When you think of Kentucky, you don’t exactly think of brandy and when you tour said brandy distillery, you don’t expect to put your tag on a barrel. But then again, as with Alice’s “Drink Me” potion sometimes up is down, the path is blurred and things are not exactly what they seem.
Copper & Kings is a brandy distillery that burst onto the scene recently with the release of some incredible brandies and grape based absinthe. We stocked their product soon after tasting it- while there are many craft producers that seem to be finding their branding and style, Copper & Kings came to the table with both of these elements done beautifully. They offered an exceptionally well made, focused product that was well packaged and marketed. So while in Kentucky to select our next Knob Creek Single Barrel, we figured we’d stop in to Copper & Kings and check out just what the hell was going on over there.
The distillery is sitting in a neighborhood of Louisville called Butchertown- a name derived from the meat packing business that used to dominate the area. There is one small processor remaining across the street and the tales of screaming pigs almost made us reconsider bacon. ALMOST. The area is one of several up and coming parts of Louisville that are part of what some would call a “hipster revival”. I concede the term sounds negative, but in my mind it’s not at all. Think- independent, well conceived food and drink places without the stiff collars and a little bit of grit. This is happening in urban centers around the country and I, for one, am all for it. Copper & Kings embodies this urban renaissance and adds a well funded shine. They’ve employed repurposed shipping containers for structures on your arrival- a small gift shop, greeting area and food prep area for parties. They’ve installed butterfly gardens in the front and taken what looks to have been a (pardon my french) total piece of shit building, blown off the cobwebs and turned it into a GORGEOUS distillery and event space.

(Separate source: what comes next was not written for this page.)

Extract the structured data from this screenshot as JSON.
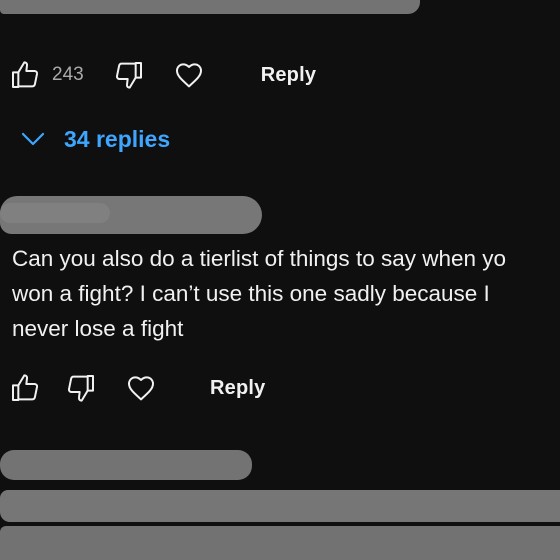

Copper & Kings head distiller, Brandon gave as the skinny on the beautiful, mad scientistey copper pot stills that dominate the distillery- three alembic copper pot stills hand made by one of the leading manufacturers, and Butchertown neighbor, Vendome. Lots of shiny copper, piping to take the spirit to all parts of the building, glass peep holes and a gin basket that protrudes through to the second floor art gallery which is used to jam all of those botanicals in for their delicious absinthe. A lot of thought went into both preserving the character of this old structure while providing Brandon an incredible tool box to play with.
Producing brandy (and brandy based absinthe) means starting with grape juice. And since you don’t hear many folks talking about the great wine growing region of Kentucky, Copper & Kings sources their juice from California wineries. After distillation, the brandy is barreled and rested in the basement- a cool, subterranean area with music blasting. I’d heard about their sonic aging techniques and was prepared to call bullshit, but as it was explained I began to understand. It’s commonly understood that 70% of a spirit’s flavor is derived from its contact with wood. Copper & Kings is testing the theory that by blasting music as the spirit ages, the vibration in the liquid and the barrel causes more interaction with the wood and positively affects the end product. Certainly, more testing would have to be done to determine if it’s true or not, but the basement rocked regardless.
This is where things started to get interesting… Brandon told us a bit about his background- a personal and family history in winemaking and distilling. He showed us the work they were doing with unique barrels- beer barrels on loan from partner breweries, sherry butts, port pipes and some unique wood you don’t normally see in a distillery. He then mentioned there were around ten barrels aging in bourbon casks that they had selected for a single barrel program. Our ears perked up.
We sidestepped through some very tight racking with a drill and some hand scrawled notes. Brandon had some “honey barrels” identified and we went down the line checking them out. While all were incredible, it came down to two- one aged in a Willett barrel and another in a Woodford Reserve barrel. While the former had the name appeal that would make everyone go crazy- the latter had the quality in the juice. Explosive and all encompassing bourbon flavor with a finish that lingers far beyond your typical bourbon. The nose is just like bourbon and while the flavor is very similar, it activates all parts of the palate. “This is brandy, right?” I asked. We were totally blown away by this spirit, but a bit nervous by the word “Brandy” on the label. We knew if blind tasted, this bottle would sell itself, but most people come to us for whiskey, not brandy, so there would be some education required. Luckily, we had traveled to Kentucky with a friendly competitor who was similarly blown away. We agreed to split the barrel. Our Copper & Kings Cask Strength Single Barrel (from a Woodford Reserve barrel) is now available!